* [Exercise objective] Scan the material and copy out each line where the word "плащане" occurs.

Provided data START

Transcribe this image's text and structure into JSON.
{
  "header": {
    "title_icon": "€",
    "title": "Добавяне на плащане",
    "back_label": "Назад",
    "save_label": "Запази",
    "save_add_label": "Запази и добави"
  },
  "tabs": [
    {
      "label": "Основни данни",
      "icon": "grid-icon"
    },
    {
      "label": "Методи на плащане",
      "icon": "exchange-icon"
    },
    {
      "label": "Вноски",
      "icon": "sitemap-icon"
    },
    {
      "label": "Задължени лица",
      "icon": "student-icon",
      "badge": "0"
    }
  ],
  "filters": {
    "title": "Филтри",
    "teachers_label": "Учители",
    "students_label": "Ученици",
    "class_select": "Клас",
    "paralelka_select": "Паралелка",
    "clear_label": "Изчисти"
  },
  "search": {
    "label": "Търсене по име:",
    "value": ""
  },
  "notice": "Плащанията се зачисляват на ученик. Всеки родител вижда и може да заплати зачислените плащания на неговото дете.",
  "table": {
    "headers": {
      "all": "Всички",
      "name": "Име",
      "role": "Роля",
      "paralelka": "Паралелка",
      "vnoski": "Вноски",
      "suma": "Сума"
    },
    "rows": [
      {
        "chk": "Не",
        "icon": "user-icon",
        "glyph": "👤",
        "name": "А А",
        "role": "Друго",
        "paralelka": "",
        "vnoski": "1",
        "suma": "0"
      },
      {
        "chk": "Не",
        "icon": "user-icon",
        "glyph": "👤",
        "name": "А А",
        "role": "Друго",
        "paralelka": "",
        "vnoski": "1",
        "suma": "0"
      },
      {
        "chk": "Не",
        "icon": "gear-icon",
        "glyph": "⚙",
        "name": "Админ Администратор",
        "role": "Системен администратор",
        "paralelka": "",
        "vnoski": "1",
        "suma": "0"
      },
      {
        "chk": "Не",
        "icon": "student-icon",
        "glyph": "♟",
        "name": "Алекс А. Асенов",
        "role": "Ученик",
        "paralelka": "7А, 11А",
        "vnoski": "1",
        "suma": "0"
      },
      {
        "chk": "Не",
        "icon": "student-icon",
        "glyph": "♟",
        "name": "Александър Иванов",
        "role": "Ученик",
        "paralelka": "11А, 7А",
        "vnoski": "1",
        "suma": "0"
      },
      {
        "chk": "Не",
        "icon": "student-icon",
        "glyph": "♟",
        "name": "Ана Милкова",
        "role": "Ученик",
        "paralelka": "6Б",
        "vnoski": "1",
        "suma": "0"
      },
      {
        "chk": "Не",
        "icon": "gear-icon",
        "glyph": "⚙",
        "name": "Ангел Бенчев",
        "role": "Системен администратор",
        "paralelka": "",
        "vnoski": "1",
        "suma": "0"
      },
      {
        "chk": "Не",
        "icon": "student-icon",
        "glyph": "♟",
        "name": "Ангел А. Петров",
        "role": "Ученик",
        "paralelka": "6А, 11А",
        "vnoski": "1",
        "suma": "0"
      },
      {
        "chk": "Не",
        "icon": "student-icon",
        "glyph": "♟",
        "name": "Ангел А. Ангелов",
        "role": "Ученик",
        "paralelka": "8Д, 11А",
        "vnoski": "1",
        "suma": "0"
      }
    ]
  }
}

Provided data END
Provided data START

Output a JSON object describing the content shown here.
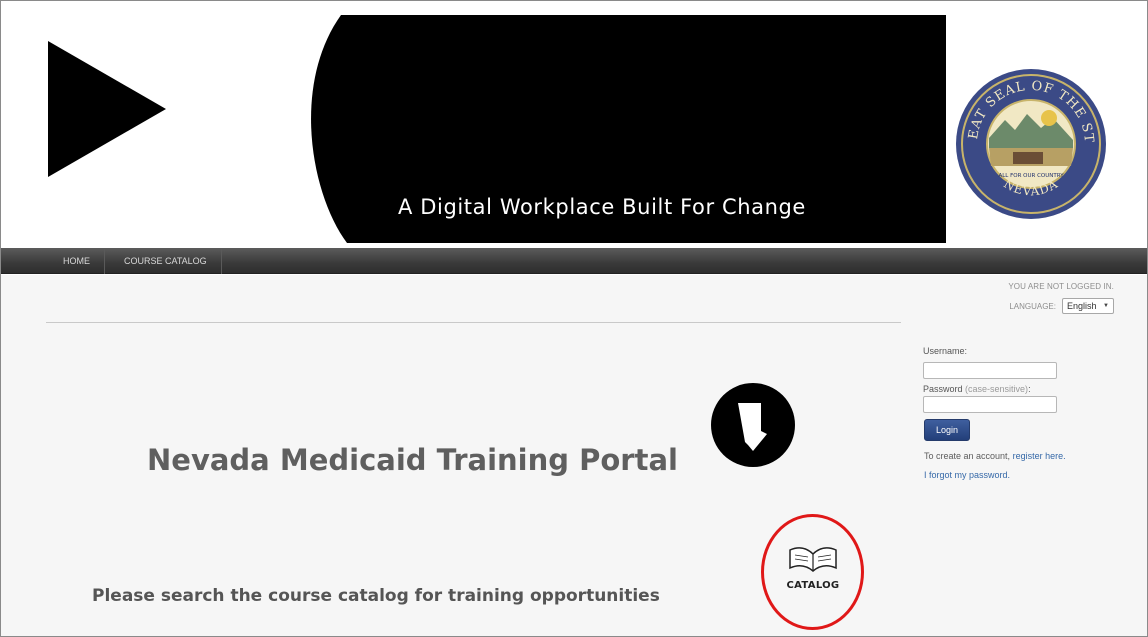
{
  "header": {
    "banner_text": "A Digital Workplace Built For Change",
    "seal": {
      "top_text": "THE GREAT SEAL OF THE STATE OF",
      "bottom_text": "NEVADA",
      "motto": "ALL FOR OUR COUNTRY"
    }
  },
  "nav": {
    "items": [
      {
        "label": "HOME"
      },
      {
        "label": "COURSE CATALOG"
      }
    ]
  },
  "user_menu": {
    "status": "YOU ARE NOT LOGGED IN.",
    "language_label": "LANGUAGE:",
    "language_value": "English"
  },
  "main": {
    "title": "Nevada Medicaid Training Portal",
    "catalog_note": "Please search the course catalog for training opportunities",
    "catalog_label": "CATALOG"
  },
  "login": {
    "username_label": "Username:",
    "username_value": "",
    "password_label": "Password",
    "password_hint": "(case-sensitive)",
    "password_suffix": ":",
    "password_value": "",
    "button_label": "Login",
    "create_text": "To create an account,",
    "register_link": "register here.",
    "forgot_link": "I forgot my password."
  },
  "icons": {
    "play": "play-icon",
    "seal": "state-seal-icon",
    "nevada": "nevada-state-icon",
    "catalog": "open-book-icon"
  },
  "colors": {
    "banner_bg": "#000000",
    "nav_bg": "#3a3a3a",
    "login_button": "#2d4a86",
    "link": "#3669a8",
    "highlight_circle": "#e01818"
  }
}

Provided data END

* [Exercise answer]
    "title": "Добавяне на плащане",
      "label": "Методи на плащане",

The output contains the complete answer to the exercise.